INSTRUCTIONS FOR THE TASK —
Would you give the entries again word for word, with no pictures in the copy?
━━━━━━━━━━
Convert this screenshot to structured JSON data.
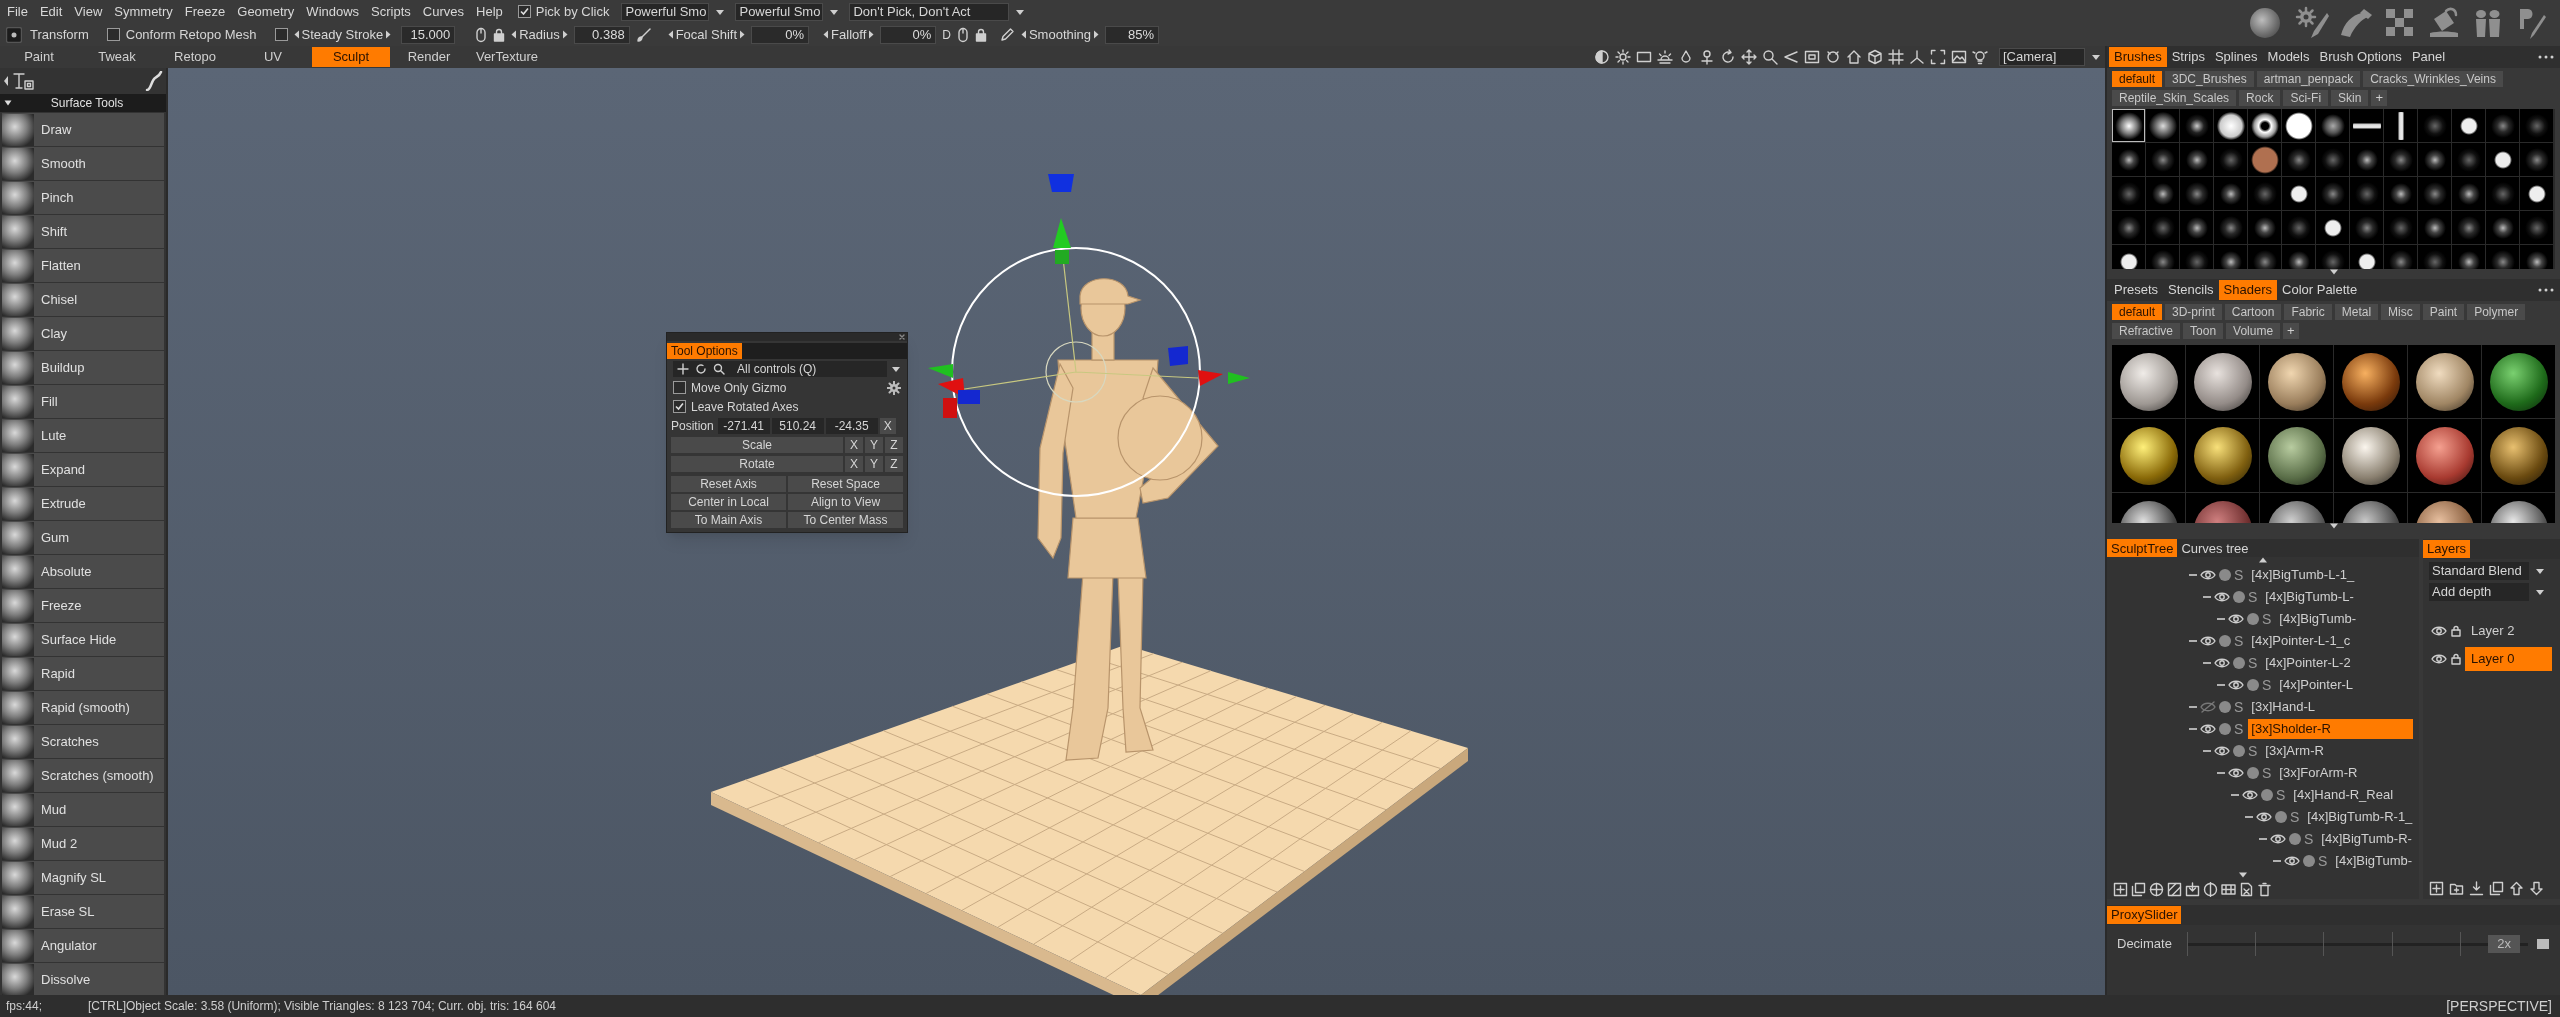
{
  "menu": [
    "File",
    "Edit",
    "View",
    "Symmetry",
    "Freeze",
    "Geometry",
    "Windows",
    "Scripts",
    "Curves",
    "Help"
  ],
  "pick_by_click": {
    "label": "Pick by Click",
    "checked": true
  },
  "pick_dropdowns": [
    "Powerful Smo",
    "Powerful Smo",
    "Don't Pick, Don't Act"
  ],
  "toolbar": {
    "transform": "Transform",
    "conform": {
      "label": "Conform Retopo Mesh",
      "checked": false
    },
    "steady_stroke": {
      "label": "Steady Stroke",
      "checked": false,
      "value": "15.000"
    },
    "radius": {
      "label": "Radius",
      "value": "0.388"
    },
    "focal_shift": {
      "label": "Focal Shift",
      "value": "0%"
    },
    "falloff": {
      "label": "Falloff",
      "value": "0%"
    },
    "depth_key": "D",
    "smoothing": {
      "label": "Smoothing",
      "value": "85%"
    }
  },
  "rooms": [
    {
      "label": "Paint",
      "selected": false
    },
    {
      "label": "Tweak",
      "selected": false
    },
    {
      "label": "Retopo",
      "selected": false
    },
    {
      "label": "UV",
      "selected": false
    },
    {
      "label": "Sculpt",
      "selected": true
    },
    {
      "label": "Render",
      "selected": false
    },
    {
      "label": "VerTexture",
      "selected": false
    }
  ],
  "camera": "[Camera]",
  "tool_panel": {
    "section": "Surface Tools",
    "tools": [
      "Draw",
      "Smooth",
      "Pinch",
      "Shift",
      "Flatten",
      "Chisel",
      "Clay",
      "Buildup",
      "Fill",
      "Lute",
      "Expand",
      "Extrude",
      "Gum",
      "Absolute",
      "Freeze",
      "Surface Hide",
      "Rapid",
      "Rapid (smooth)",
      "Scratches",
      "Scratches (smooth)",
      "Mud",
      "Mud 2",
      "Magnify SL",
      "Erase SL",
      "Angulator",
      "Dissolve"
    ]
  },
  "tool_options": {
    "title": "Tool Options",
    "mode": "All controls (Q)",
    "checks": [
      {
        "label": "Move Only Gizmo",
        "checked": false
      },
      {
        "label": "Leave Rotated Axes",
        "checked": true
      }
    ],
    "position": {
      "label": "Position",
      "values": [
        "-271.41",
        "510.24",
        "-24.35"
      ],
      "axis": "X"
    },
    "transforms": [
      {
        "label": "Scale",
        "axes": [
          "X",
          "Y",
          "Z"
        ]
      },
      {
        "label": "Rotate",
        "axes": [
          "X",
          "Y",
          "Z"
        ]
      }
    ],
    "buttons": [
      "Reset Axis",
      "Reset Space",
      "Center in Local",
      "Align to View",
      "To Main Axis",
      "To Center Mass"
    ]
  },
  "brush_panel": {
    "tabs": [
      {
        "label": "Brushes",
        "selected": true
      },
      {
        "label": "Strips",
        "selected": false
      },
      {
        "label": "Splines",
        "selected": false
      },
      {
        "label": "Models",
        "selected": false
      },
      {
        "label": "Brush Options",
        "selected": false
      },
      {
        "label": "Panel",
        "selected": false
      }
    ],
    "categories": [
      {
        "label": "default",
        "selected": true
      },
      {
        "label": "3DC_Brushes",
        "selected": false
      },
      {
        "label": "artman_penpack",
        "selected": false
      },
      {
        "label": "Cracks_Wrinkles_Veins",
        "selected": false
      },
      {
        "label": "Reptile_Skin_Scales",
        "selected": false
      },
      {
        "label": "Rock",
        "selected": false
      },
      {
        "label": "Sci-Fi",
        "selected": false
      },
      {
        "label": "Skin",
        "selected": false
      }
    ],
    "add": "+"
  },
  "shader_panel": {
    "tabs": [
      {
        "label": "Presets",
        "selected": false
      },
      {
        "label": "Stencils",
        "selected": false
      },
      {
        "label": "Shaders",
        "selected": true
      },
      {
        "label": "Color Palette",
        "selected": false
      }
    ],
    "categories": [
      {
        "label": "default",
        "selected": true
      },
      {
        "label": "3D-print",
        "selected": false
      },
      {
        "label": "Cartoon",
        "selected": false
      },
      {
        "label": "Fabric",
        "selected": false
      },
      {
        "label": "Metal",
        "selected": false
      },
      {
        "label": "Misc",
        "selected": false
      },
      {
        "label": "Paint",
        "selected": false
      },
      {
        "label": "Polymer",
        "selected": false
      },
      {
        "label": "Refractive",
        "selected": false
      },
      {
        "label": "Toon",
        "selected": false
      },
      {
        "label": "Volume",
        "selected": false
      }
    ],
    "add": "+"
  },
  "sculpt_tree": {
    "tabs": [
      {
        "label": "SculptTree",
        "selected": true
      },
      {
        "label": "Curves tree",
        "selected": false
      }
    ],
    "items": [
      {
        "label": "[4x]BigTumb-L-1_",
        "tag": "S",
        "visible": true,
        "selected": false,
        "children": [
          {
            "label": "[4x]BigTumb-L-",
            "tag": "S",
            "visible": true,
            "selected": false,
            "children": [
              {
                "label": "[4x]BigTumb-",
                "tag": "S",
                "visible": true,
                "selected": false
              }
            ]
          }
        ]
      },
      {
        "label": "[4x]Pointer-L-1_c",
        "tag": "S",
        "visible": true,
        "selected": false,
        "children": [
          {
            "label": "[4x]Pointer-L-2",
            "tag": "S",
            "visible": true,
            "selected": false,
            "children": [
              {
                "label": "[4x]Pointer-L",
                "tag": "S",
                "visible": true,
                "selected": false
              }
            ]
          }
        ]
      },
      {
        "label": "[3x]Hand-L",
        "tag": "S",
        "visible": false,
        "selected": false
      },
      {
        "label": "[3x]Sholder-R",
        "tag": "S",
        "visible": true,
        "selected": true,
        "children": [
          {
            "label": "[3x]Arm-R",
            "tag": "S",
            "visible": true,
            "selected": false,
            "children": [
              {
                "label": "[3x]ForArm-R",
                "tag": "S",
                "visible": true,
                "selected": false,
                "children": [
                  {
                    "label": "[4x]Hand-R_Real",
                    "tag": "S",
                    "visible": true,
                    "selected": false,
                    "children": [
                      {
                        "label": "[4x]BigTumb-R-1_",
                        "tag": "S",
                        "visible": true,
                        "selected": false,
                        "children": [
                          {
                            "label": "[4x]BigTumb-R-",
                            "tag": "S",
                            "visible": true,
                            "selected": false,
                            "children": [
                              {
                                "label": "[4x]BigTumb-",
                                "tag": "S",
                                "visible": true,
                                "selected": false
                              }
                            ]
                          }
                        ]
                      }
                    ]
                  }
                ]
              }
            ]
          }
        ]
      }
    ]
  },
  "layers": {
    "tab": "Layers",
    "blend": "Standard Blend",
    "mode": "Add depth",
    "items": [
      {
        "label": "Layer 2",
        "selected": false
      },
      {
        "label": "Layer 0",
        "selected": true
      }
    ]
  },
  "proxy": {
    "tab": "ProxySlider",
    "label": "Decimate",
    "level": 0.93,
    "value": "2x"
  },
  "status": {
    "fps": "fps:44;",
    "info": "[CTRL]Object Scale: 3.58 (Uniform); Visible Triangles: 8 123 704; Curr. obj. tris: 164 604",
    "view": "[PERSPECTIVE]"
  }
}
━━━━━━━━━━
EXERCISE OUTPUT —
Convert this screenshot to structured JSON data.
{
  "menu": [
    "File",
    "Edit",
    "View",
    "Symmetry",
    "Freeze",
    "Geometry",
    "Windows",
    "Scripts",
    "Curves",
    "Help"
  ],
  "pick_by_click": {
    "label": "Pick by Click",
    "checked": true
  },
  "pick_dropdowns": [
    "Powerful Smo",
    "Powerful Smo",
    "Don't Pick, Don't Act"
  ],
  "toolbar": {
    "transform": "Transform",
    "conform": {
      "label": "Conform Retopo Mesh",
      "checked": false
    },
    "steady_stroke": {
      "label": "Steady Stroke",
      "checked": false,
      "value": "15.000"
    },
    "radius": {
      "label": "Radius",
      "value": "0.388"
    },
    "focal_shift": {
      "label": "Focal Shift",
      "value": "0%"
    },
    "falloff": {
      "label": "Falloff",
      "value": "0%"
    },
    "depth_key": "D",
    "smoothing": {
      "label": "Smoothing",
      "value": "85%"
    }
  },
  "rooms": [
    {
      "label": "Paint",
      "selected": false
    },
    {
      "label": "Tweak",
      "selected": false
    },
    {
      "label": "Retopo",
      "selected": false
    },
    {
      "label": "UV",
      "selected": false
    },
    {
      "label": "Sculpt",
      "selected": true
    },
    {
      "label": "Render",
      "selected": false
    },
    {
      "label": "VerTexture",
      "selected": false
    }
  ],
  "camera": "[Camera]",
  "tool_panel": {
    "section": "Surface Tools",
    "tools": [
      "Draw",
      "Smooth",
      "Pinch",
      "Shift",
      "Flatten",
      "Chisel",
      "Clay",
      "Buildup",
      "Fill",
      "Lute",
      "Expand",
      "Extrude",
      "Gum",
      "Absolute",
      "Freeze",
      "Surface Hide",
      "Rapid",
      "Rapid (smooth)",
      "Scratches",
      "Scratches (smooth)",
      "Mud",
      "Mud 2",
      "Magnify SL",
      "Erase SL",
      "Angulator",
      "Dissolve"
    ]
  },
  "tool_options": {
    "title": "Tool Options",
    "mode": "All controls (Q)",
    "checks": [
      {
        "label": "Move Only Gizmo",
        "checked": false
      },
      {
        "label": "Leave Rotated Axes",
        "checked": true
      }
    ],
    "position": {
      "label": "Position",
      "values": [
        "-271.41",
        "510.24",
        "-24.35"
      ],
      "axis": "X"
    },
    "transforms": [
      {
        "label": "Scale",
        "axes": [
          "X",
          "Y",
          "Z"
        ]
      },
      {
        "label": "Rotate",
        "axes": [
          "X",
          "Y",
          "Z"
        ]
      }
    ],
    "buttons": [
      "Reset Axis",
      "Reset Space",
      "Center in Local",
      "Align to View",
      "To Main Axis",
      "To Center Mass"
    ]
  },
  "brush_panel": {
    "tabs": [
      {
        "label": "Brushes",
        "selected": true
      },
      {
        "label": "Strips",
        "selected": false
      },
      {
        "label": "Splines",
        "selected": false
      },
      {
        "label": "Models",
        "selected": false
      },
      {
        "label": "Brush Options",
        "selected": false
      },
      {
        "label": "Panel",
        "selected": false
      }
    ],
    "categories": [
      {
        "label": "default",
        "selected": true
      },
      {
        "label": "3DC_Brushes",
        "selected": false
      },
      {
        "label": "artman_penpack",
        "selected": false
      },
      {
        "label": "Cracks_Wrinkles_Veins",
        "selected": false
      },
      {
        "label": "Reptile_Skin_Scales",
        "selected": false
      },
      {
        "label": "Rock",
        "selected": false
      },
      {
        "label": "Sci-Fi",
        "selected": false
      },
      {
        "label": "Skin",
        "selected": false
      }
    ],
    "add": "+"
  },
  "shader_panel": {
    "tabs": [
      {
        "label": "Presets",
        "selected": false
      },
      {
        "label": "Stencils",
        "selected": false
      },
      {
        "label": "Shaders",
        "selected": true
      },
      {
        "label": "Color Palette",
        "selected": false
      }
    ],
    "categories": [
      {
        "label": "default",
        "selected": true
      },
      {
        "label": "3D-print",
        "selected": false
      },
      {
        "label": "Cartoon",
        "selected": false
      },
      {
        "label": "Fabric",
        "selected": false
      },
      {
        "label": "Metal",
        "selected": false
      },
      {
        "label": "Misc",
        "selected": false
      },
      {
        "label": "Paint",
        "selected": false
      },
      {
        "label": "Polymer",
        "selected": false
      },
      {
        "label": "Refractive",
        "selected": false
      },
      {
        "label": "Toon",
        "selected": false
      },
      {
        "label": "Volume",
        "selected": false
      }
    ],
    "add": "+"
  },
  "sculpt_tree": {
    "tabs": [
      {
        "label": "SculptTree",
        "selected": true
      },
      {
        "label": "Curves tree",
        "selected": false
      }
    ],
    "items": [
      {
        "label": "[4x]BigTumb-L-1_",
        "tag": "S",
        "visible": true,
        "selected": false,
        "children": [
          {
            "label": "[4x]BigTumb-L-",
            "tag": "S",
            "visible": true,
            "selected": false,
            "children": [
              {
                "label": "[4x]BigTumb-",
                "tag": "S",
                "visible": true,
                "selected": false
              }
            ]
          }
        ]
      },
      {
        "label": "[4x]Pointer-L-1_c",
        "tag": "S",
        "visible": true,
        "selected": false,
        "children": [
          {
            "label": "[4x]Pointer-L-2",
            "tag": "S",
            "visible": true,
            "selected": false,
            "children": [
              {
                "label": "[4x]Pointer-L",
                "tag": "S",
                "visible": true,
                "selected": false
              }
            ]
          }
        ]
      },
      {
        "label": "[3x]Hand-L",
        "tag": "S",
        "visible": false,
        "selected": false
      },
      {
        "label": "[3x]Sholder-R",
        "tag": "S",
        "visible": true,
        "selected": true,
        "children": [
          {
            "label": "[3x]Arm-R",
            "tag": "S",
            "visible": true,
            "selected": false,
            "children": [
              {
                "label": "[3x]ForArm-R",
                "tag": "S",
                "visible": true,
                "selected": false,
                "children": [
                  {
                    "label": "[4x]Hand-R_Real",
                    "tag": "S",
                    "visible": true,
                    "selected": false,
                    "children": [
                      {
                        "label": "[4x]BigTumb-R-1_",
                        "tag": "S",
                        "visible": true,
                        "selected": false,
                        "children": [
                          {
                            "label": "[4x]BigTumb-R-",
                            "tag": "S",
                            "visible": true,
                            "selected": false,
                            "children": [
                              {
                                "label": "[4x]BigTumb-",
                                "tag": "S",
                                "visible": true,
                                "selected": false
                              }
                            ]
                          }
                        ]
                      }
                    ]
                  }
                ]
              }
            ]
          }
        ]
      }
    ]
  },
  "layers": {
    "tab": "Layers",
    "blend": "Standard Blend",
    "mode": "Add depth",
    "items": [
      {
        "label": "Layer 2",
        "selected": false
      },
      {
        "label": "Layer 0",
        "selected": true
      }
    ]
  },
  "proxy": {
    "tab": "ProxySlider",
    "label": "Decimate",
    "level": 0.93,
    "value": "2x"
  },
  "status": {
    "fps": "fps:44;",
    "info": "[CTRL]Object Scale: 3.58 (Uniform); Visible Triangles: 8 123 704; Curr. obj. tris: 164 604",
    "view": "[PERSPECTIVE]"
  }
}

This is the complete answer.